Copy every entry below exactly, and keep out the pictures.

╭─ Task inputs

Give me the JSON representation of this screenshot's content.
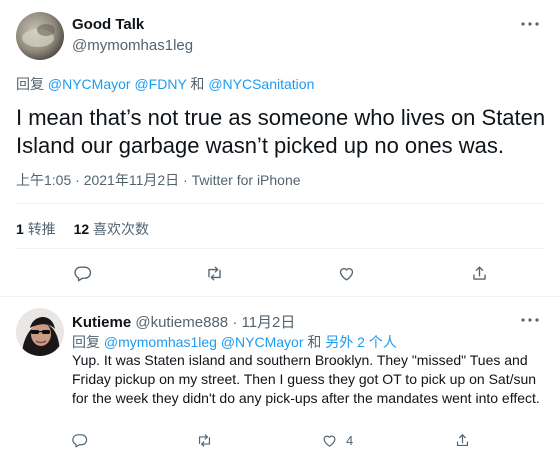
{
  "main_tweet": {
    "author_name": "Good Talk",
    "author_handle": "@mymomhas1leg",
    "reply_prefix": "回复",
    "reply_to": [
      "@NYCMayor",
      "@FDNY",
      "和",
      "@NYCSanitation"
    ],
    "text": "I mean that’s not true as someone who lives on Staten Island our garbage wasn’t picked up no ones was.",
    "timestamp": "上午1:05 · 2021年11月2日 · Twitter for iPhone",
    "stats": {
      "retweets_count": "1",
      "retweets_label": "转推",
      "likes_count": "12",
      "likes_label": "喜欢次数"
    }
  },
  "reply_tweet": {
    "author_name": "Kutieme",
    "author_handle": "@kutieme888",
    "date": "· 11月2日",
    "reply_prefix": "回复",
    "reply_to_1": "@mymomhas1leg",
    "reply_to_2": "@NYCMayor",
    "reply_to_and": "和",
    "reply_to_others": "另外 2 个人",
    "text": "Yup. It was Staten island and southern Brooklyn. They \"missed\"  Tues and Friday pickup on my street. Then I guess they got OT to pick up on Sat/sun for the week they didn't do any pick-ups after the mandates went into effect.",
    "like_count": "4"
  },
  "icons": {
    "reply": "reply-icon",
    "retweet": "retweet-icon",
    "like": "heart-icon",
    "share": "share-icon",
    "more": "more-icon"
  },
  "colors": {
    "link": "#1d9bf0",
    "muted": "#536471",
    "text": "#0f1419",
    "divider": "#eff3f4"
  }
}
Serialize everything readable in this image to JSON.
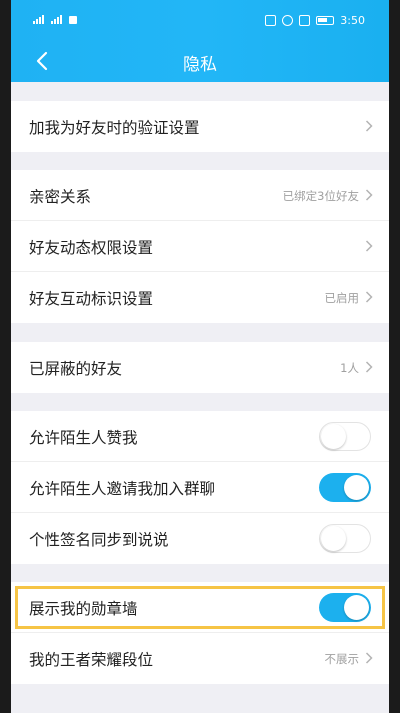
{
  "status_bar": {
    "time": "3:50"
  },
  "header": {
    "title": "隐私"
  },
  "groups": [
    {
      "items": [
        {
          "label": "加我为好友时的验证设置",
          "value": ""
        }
      ]
    },
    {
      "items": [
        {
          "label": "亲密关系",
          "value": "已绑定3位好友"
        },
        {
          "label": "好友动态权限设置",
          "value": ""
        },
        {
          "label": "好友互动标识设置",
          "value": "已启用"
        }
      ]
    },
    {
      "items": [
        {
          "label": "已屏蔽的好友",
          "value": "1人"
        }
      ]
    },
    {
      "items": [
        {
          "label": "允许陌生人赞我",
          "toggle": "off"
        },
        {
          "label": "允许陌生人邀请我加入群聊",
          "toggle": "on"
        },
        {
          "label": "个性签名同步到说说",
          "toggle": "off"
        }
      ]
    },
    {
      "items": [
        {
          "label": "展示我的勋章墙",
          "toggle": "on"
        },
        {
          "label": "我的王者荣耀段位",
          "value": "不展示"
        }
      ]
    }
  ],
  "colors": {
    "accent": "#1cb0ee",
    "highlight": "#f6c445"
  }
}
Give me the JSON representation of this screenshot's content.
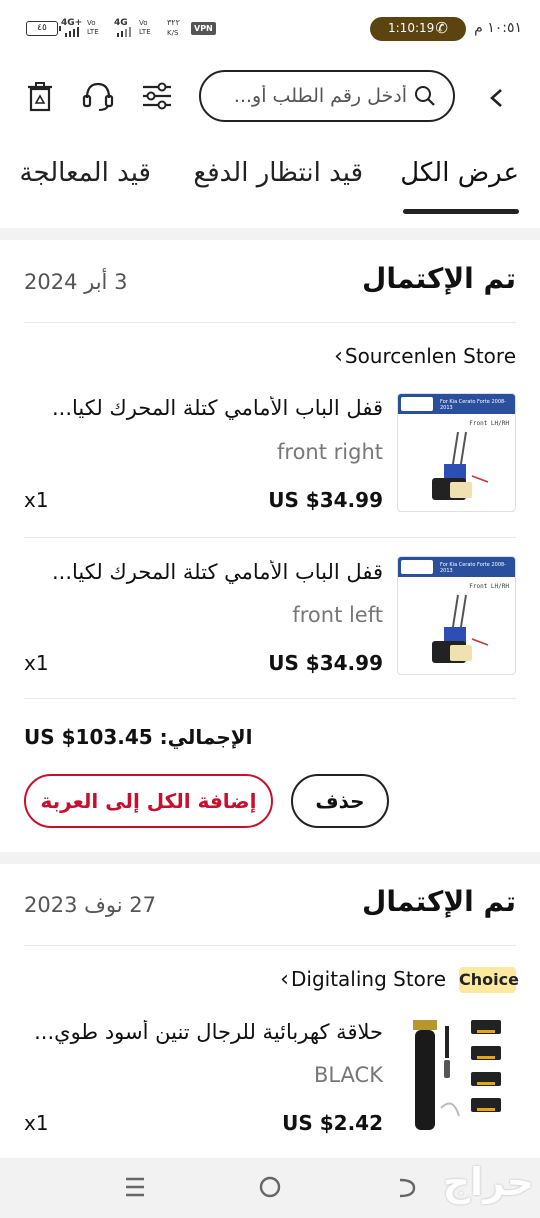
{
  "status_bar": {
    "battery": "٤٥",
    "net1": "4G+",
    "net1_sub": "Vo LTE",
    "net2": "4G",
    "net2_sub": "Vo LTE",
    "speed": "٣٢٢",
    "speed_unit": "K/S",
    "vpn": "VPN",
    "call_time": "1:10:19",
    "clock": "١٠:٥١ م"
  },
  "header": {
    "search_placeholder": "أدخل رقم الطلب أو..."
  },
  "tabs": [
    {
      "label": "عرض الكل",
      "active": true
    },
    {
      "label": "قيد انتظار الدفع",
      "active": false
    },
    {
      "label": "قيد المعالجة",
      "active": false
    }
  ],
  "orders": [
    {
      "status": "تم الإكتمال",
      "date": "3 أبر 2024",
      "store": "Sourcenlen Store",
      "items": [
        {
          "name": "قفل الباب الأمامي كتلة المحرك لكيا...",
          "variant": "front right",
          "price": "US $34.99",
          "qty": "x1",
          "img_caption": "For Kia Cerato Forte 2008-2013",
          "img_sub": "Front LH/RH"
        },
        {
          "name": "قفل الباب الأمامي كتلة المحرك لكيا...",
          "variant": "front left",
          "price": "US $34.99",
          "qty": "x1",
          "img_caption": "For Kia Cerato Forte 2008-2013",
          "img_sub": "Front LH/RH"
        }
      ],
      "total": "الإجمالي: US $103.45",
      "delete_label": "حذف",
      "add_all_label": "إضافة الكل إلى العربة"
    },
    {
      "status": "تم الإكتمال",
      "date": "27 نوف 2023",
      "store": "Digitaling Store",
      "badge": "Choice",
      "items": [
        {
          "name": "حلاقة كهربائية للرجال تنين أسود طوي...",
          "variant": "BLACK",
          "price": "US $2.42",
          "qty": "x1"
        }
      ]
    }
  ],
  "watermark": "حراج",
  "colors": {
    "accent": "#c8102e",
    "call_pill": "#5c4410",
    "choice_badge": "#fde8a0"
  }
}
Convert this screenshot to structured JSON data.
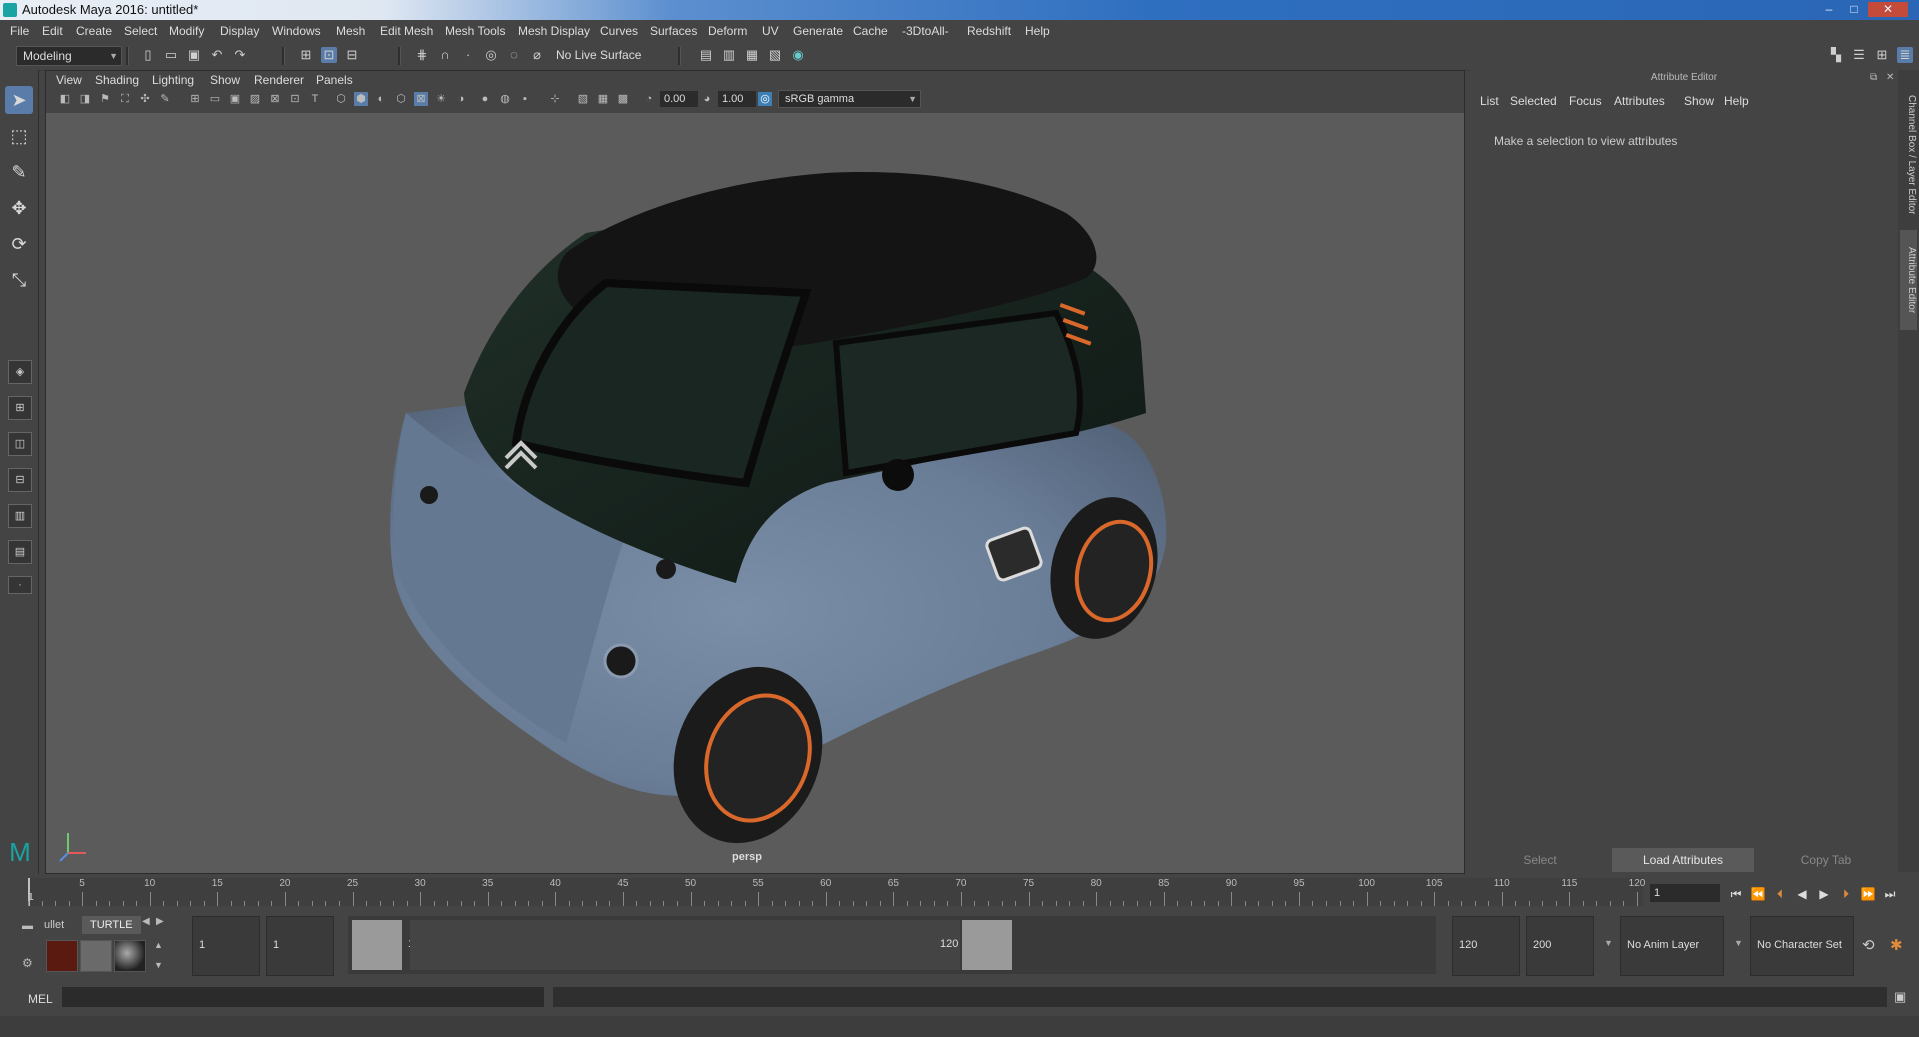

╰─

### Task answer:
Give me the JSON representation of this screenshot's content.
{
  "main_tweet": {
    "author_name": "Good Talk",
    "author_handle": "@mymomhas1leg",
    "reply_prefix": "回复",
    "reply_to": [
      "@NYCMayor",
      "@FDNY",
      "和",
      "@NYCSanitation"
    ],
    "text": "I mean that’s not true as someone who lives on Staten Island our garbage wasn’t picked up no ones was.",
    "timestamp": "上午1:05 · 2021年11月2日 · Twitter for iPhone",
    "stats": {
      "retweets_count": "1",
      "retweets_label": "转推",
      "likes_count": "12",
      "likes_label": "喜欢次数"
    }
  },
  "reply_tweet": {
    "author_name": "Kutieme",
    "author_handle": "@kutieme888",
    "date": "· 11月2日",
    "reply_prefix": "回复",
    "reply_to_1": "@mymomhas1leg",
    "reply_to_2": "@NYCMayor",
    "reply_to_and": "和",
    "reply_to_others": "另外 2 个人",
    "text": "Yup. It was Staten island and southern Brooklyn. They \"missed\"  Tues and Friday pickup on my street. Then I guess they got OT to pick up on Sat/sun for the week they didn't do any pick-ups after the mandates went into effect.",
    "like_count": "4"
  },
  "icons": {
    "reply": "reply-icon",
    "retweet": "retweet-icon",
    "like": "heart-icon",
    "share": "share-icon",
    "more": "more-icon"
  },
  "colors": {
    "link": "#1d9bf0",
    "muted": "#536471",
    "text": "#0f1419",
    "divider": "#eff3f4"
  }
}
Serialize everything readable in this image to JSON.
{
  "status_bar": {
    "time": "3:50"
  },
  "header": {
    "title": "隐私"
  },
  "groups": [
    {
      "items": [
        {
          "label": "加我为好友时的验证设置",
          "value": ""
        }
      ]
    },
    {
      "items": [
        {
          "label": "亲密关系",
          "value": "已绑定3位好友"
        },
        {
          "label": "好友动态权限设置",
          "value": ""
        },
        {
          "label": "好友互动标识设置",
          "value": "已启用"
        }
      ]
    },
    {
      "items": [
        {
          "label": "已屏蔽的好友",
          "value": "1人"
        }
      ]
    },
    {
      "items": [
        {
          "label": "允许陌生人赞我",
          "toggle": "off"
        },
        {
          "label": "允许陌生人邀请我加入群聊",
          "toggle": "on"
        },
        {
          "label": "个性签名同步到说说",
          "toggle": "off"
        }
      ]
    },
    {
      "items": [
        {
          "label": "展示我的勋章墙",
          "toggle": "on"
        },
        {
          "label": "我的王者荣耀段位",
          "value": "不展示"
        }
      ]
    }
  ],
  "colors": {
    "accent": "#1cb0ee",
    "highlight": "#f6c445"
  }
}
Give me the JSON representation of this screenshot's content.
{
  "status_bar": {
    "battery": "٤٥",
    "net1": "4G+",
    "net1_sub": "Vo LTE",
    "net2": "4G",
    "net2_sub": "Vo LTE",
    "speed": "٣٢٢",
    "speed_unit": "K/S",
    "vpn": "VPN",
    "call_time": "1:10:19",
    "clock": "١٠:٥١ م"
  },
  "header": {
    "search_placeholder": "أدخل رقم الطلب أو..."
  },
  "tabs": [
    {
      "label": "عرض الكل",
      "active": true
    },
    {
      "label": "قيد انتظار الدفع",
      "active": false
    },
    {
      "label": "قيد المعالجة",
      "active": false
    }
  ],
  "orders": [
    {
      "status": "تم الإكتمال",
      "date": "3 أبر 2024",
      "store": "Sourcenlen Store",
      "items": [
        {
          "name": "قفل الباب الأمامي كتلة المحرك لكيا...",
          "variant": "front right",
          "price": "US $34.99",
          "qty": "x1",
          "img_caption": "For Kia Cerato Forte 2008-2013",
          "img_sub": "Front LH/RH"
        },
        {
          "name": "قفل الباب الأمامي كتلة المحرك لكيا...",
          "variant": "front left",
          "price": "US $34.99",
          "qty": "x1",
          "img_caption": "For Kia Cerato Forte 2008-2013",
          "img_sub": "Front LH/RH"
        }
      ],
      "total": "الإجمالي: US $103.45",
      "delete_label": "حذف",
      "add_all_label": "إضافة الكل إلى العربة"
    },
    {
      "status": "تم الإكتمال",
      "date": "27 نوف 2023",
      "store": "Digitaling Store",
      "badge": "Choice",
      "items": [
        {
          "name": "حلاقة كهربائية للرجال تنين أسود طوي...",
          "variant": "BLACK",
          "price": "US $2.42",
          "qty": "x1"
        }
      ]
    }
  ],
  "watermark": "حراج",
  "colors": {
    "accent": "#c8102e",
    "call_pill": "#5c4410",
    "choice_badge": "#fde8a0"
  }
}
Convert this screenshot to structured JSON data.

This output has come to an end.